They will also become incredibly small. Just look at how tiny an Arduino board is becoming and you’ll immediately see what I mean:

Tiny tiny arduino
Tiny tiny arduino

But until then, there’s some cultural adoption and adaptation that needs to happen. And until the day that beacons become fully invisible, their form factors matter, because for many of us they will be our first handshake with the Internet of Things.

Disappearing Payments On the Internet of Things

UberReciept

On the Internet of Things the world is the Web. Sensors do their sensing, objects talk to you (or your phone, or your glasses) and to each other.

But if a can of soup can (theoretically) know you’re buying it, then why do mobile payments feel like they’re stuck with a ‘last mile’ problem not dissimilar to the old days when high bandwidth Internet access was constrained by that last bit of cable that runs from the road to your living room?

At Banking4Tomorrow, Brett King proposes that you don’t solve the last mile by deploying sexy new digital wallets or interfaces. It’s making payments disappear almost entirely that’s key to mobile payment adoption – much like the value of the Internet of Things will be driven in large part by what we don’t see.

We’ve been focused for too long on complex application stacks built on a legacy of payment infrastructures and security concerns and global panels on eWallets, all of whom were trying to solve the ‘last mile’ problem by, in essence, arguing over what kind of cable to string from the road to the home. As King notes:

“The pattern emerging is that, like the hype cycle, there has been a complexity cycle with modern payments based on transmission and identity that we simply didn’t need with a cash based system. Banks and payments players learned to value complexity as protection from fraud and a barrier to entry, but today it is that complexity that now is getting targeted by technology like mobile.”

Giving Users Context and Experience

Mobile, start-ups and new technologies are in the process of dis-intermediating the payment industries by focusing on the user first:

“The ultimate expression of all of the technology we are seeing right now in the payments space is not to make payments sexy, it’s to make the payment disappear…Digital natives certainly expect more context in their life. The most simple form of context in a payment instance would simply be understanding how much money you have in your bank account before you make a purchase or payment. The way payments evolve from here will not be making payments faster or better. The payment will disappear, becoming an embedded instance in another engagement or interaction.”

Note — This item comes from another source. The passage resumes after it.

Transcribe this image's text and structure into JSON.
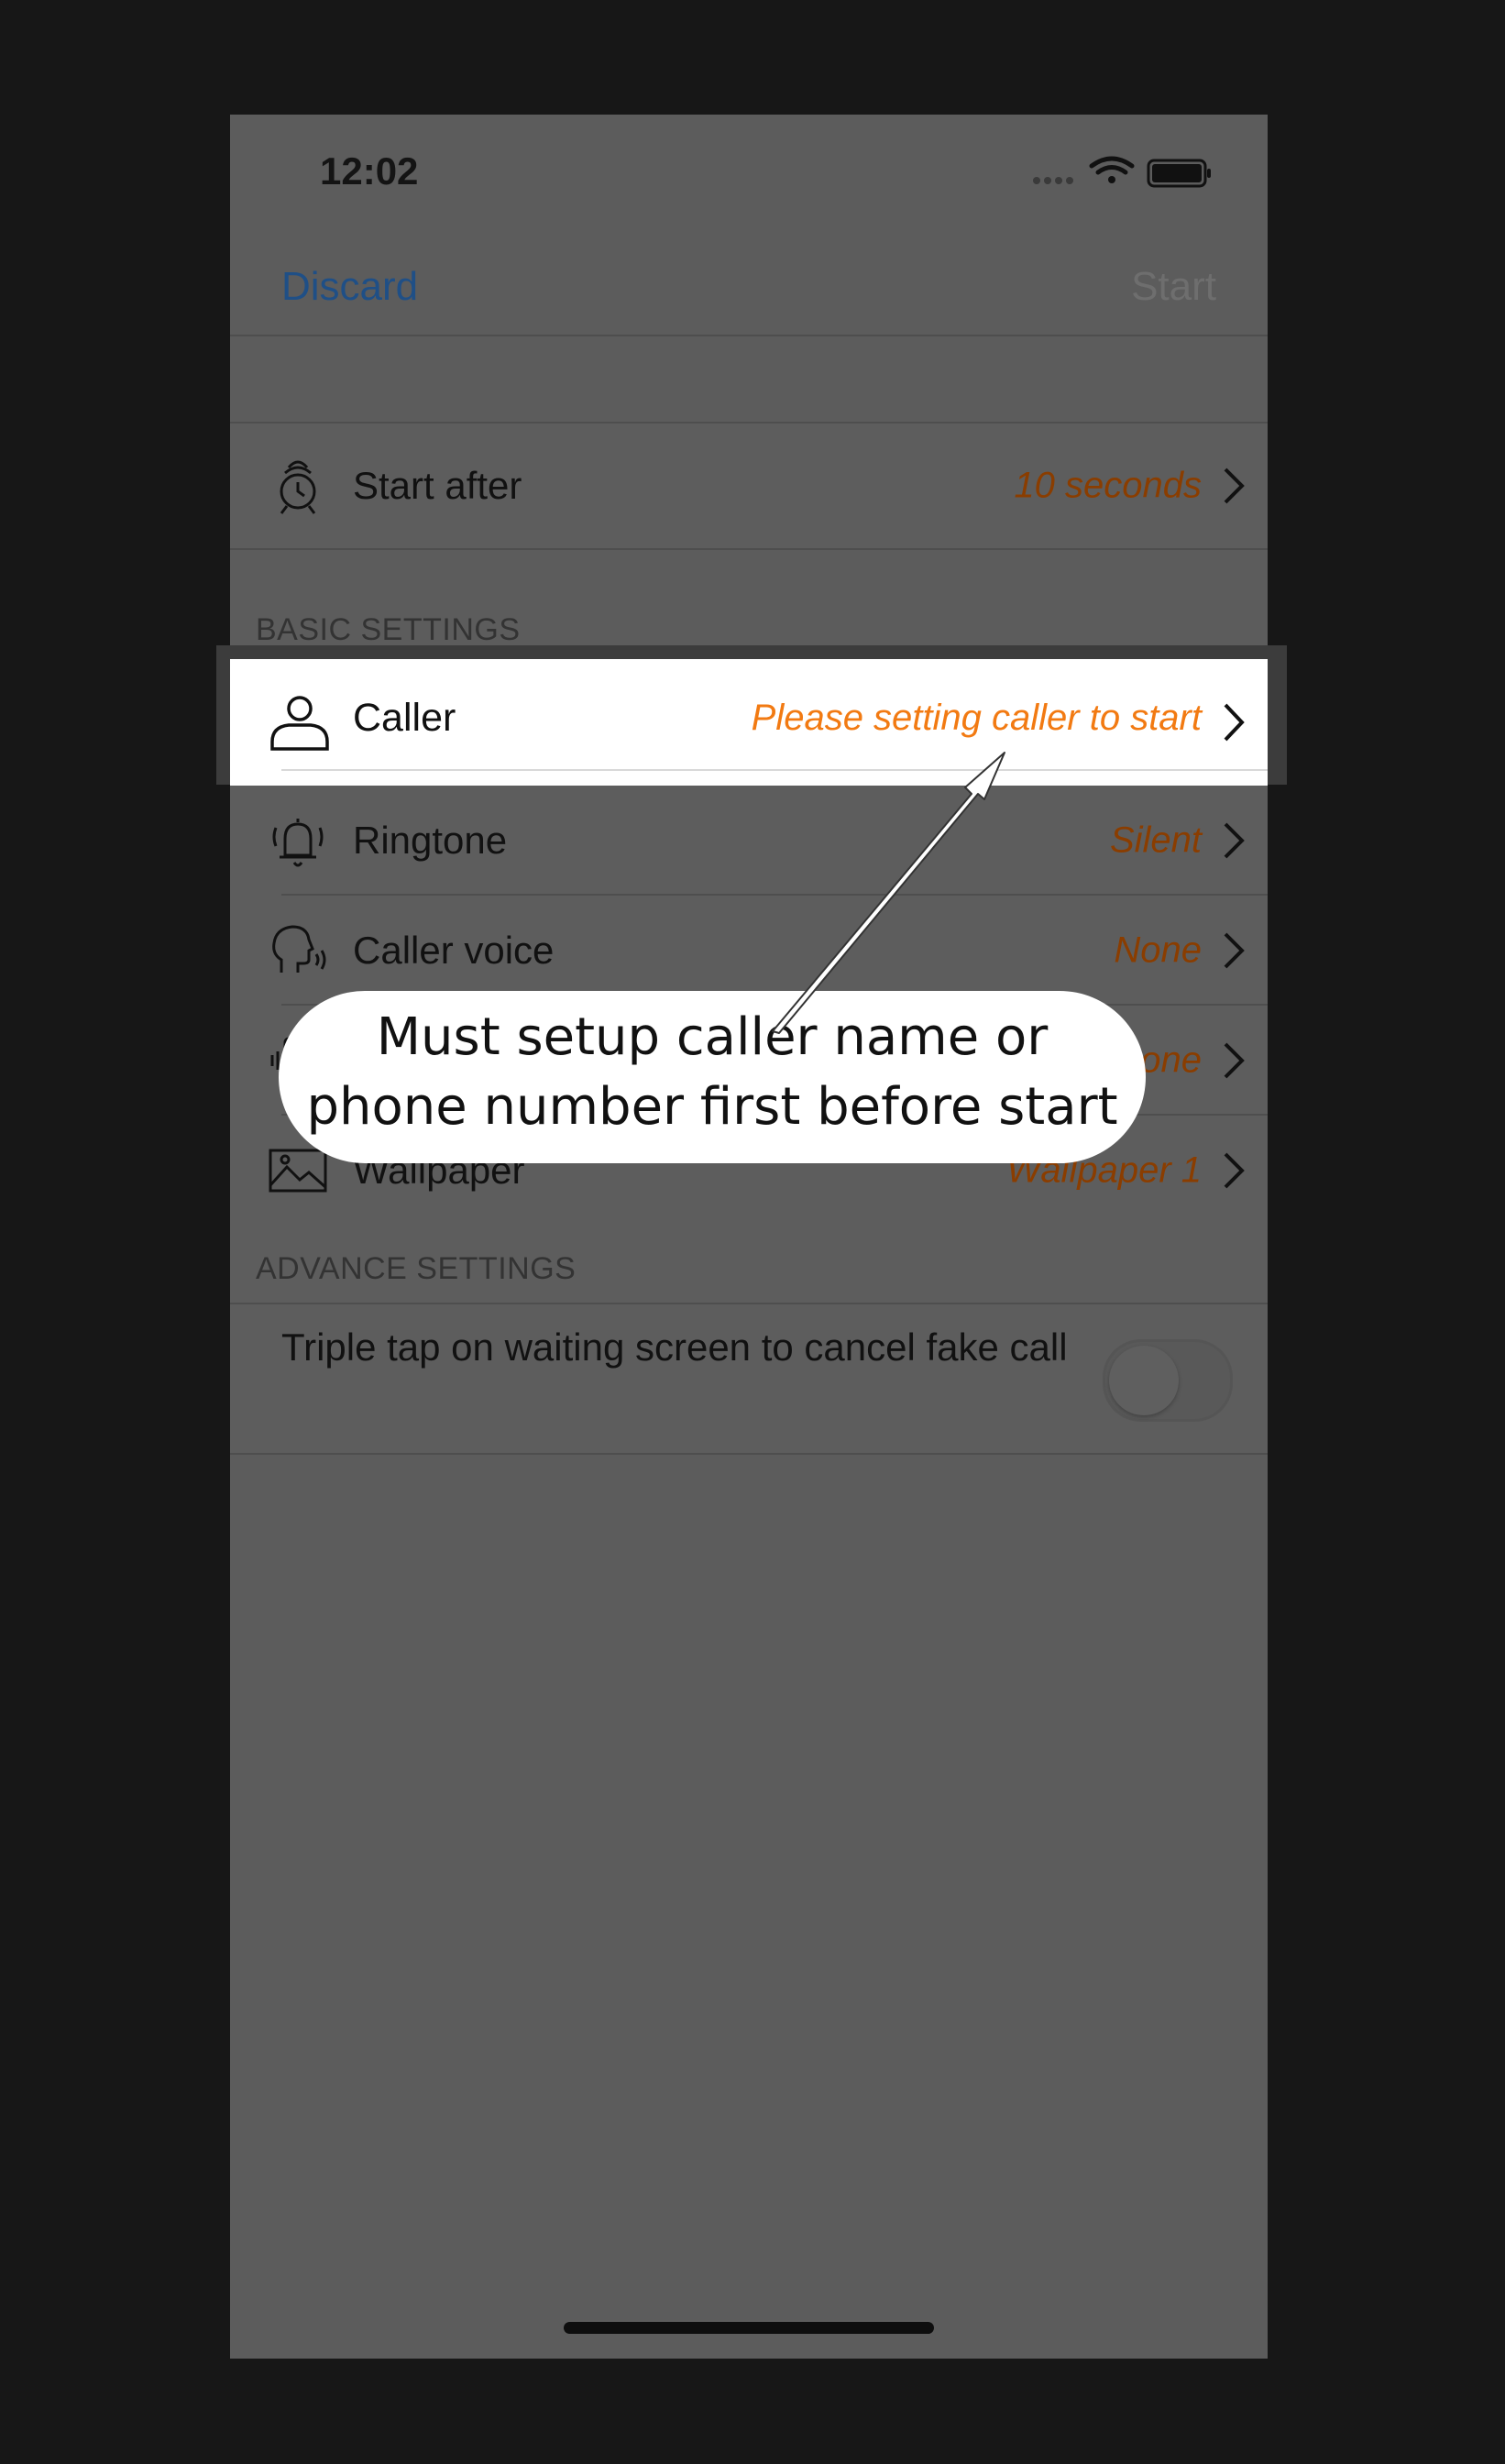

And yet this context only becomes possible because of the underlying complexity not in spite of it. I’d argue that NFC, for example, has been the biggest barrier to the last mile: contactless payment technologies that were still like a moat you needed to cross from the street to the living room. NFC was a needless barrier to context-sensitive technologies where, even though it might be contactless, you might as well be making contact – your phone (or chip or card or whatever) needs to be too damn close to the so-called contactless node.

With the advent of Bluetooth LE and other technologies, we’re leaping towards a new standard. If this was as if  Bluetooth LE decided to skip the last mile entirely and just broadcast broadband from the street itself.

Simplicity from Complexity

Like almost everything with technology, however, King is right: the art is in making extremely complex things incredibly simple. Now that the tools are in the hands of someone other than banks and large legacy-driven institutions, the user experience on the Internet of Things is finally in the right hands.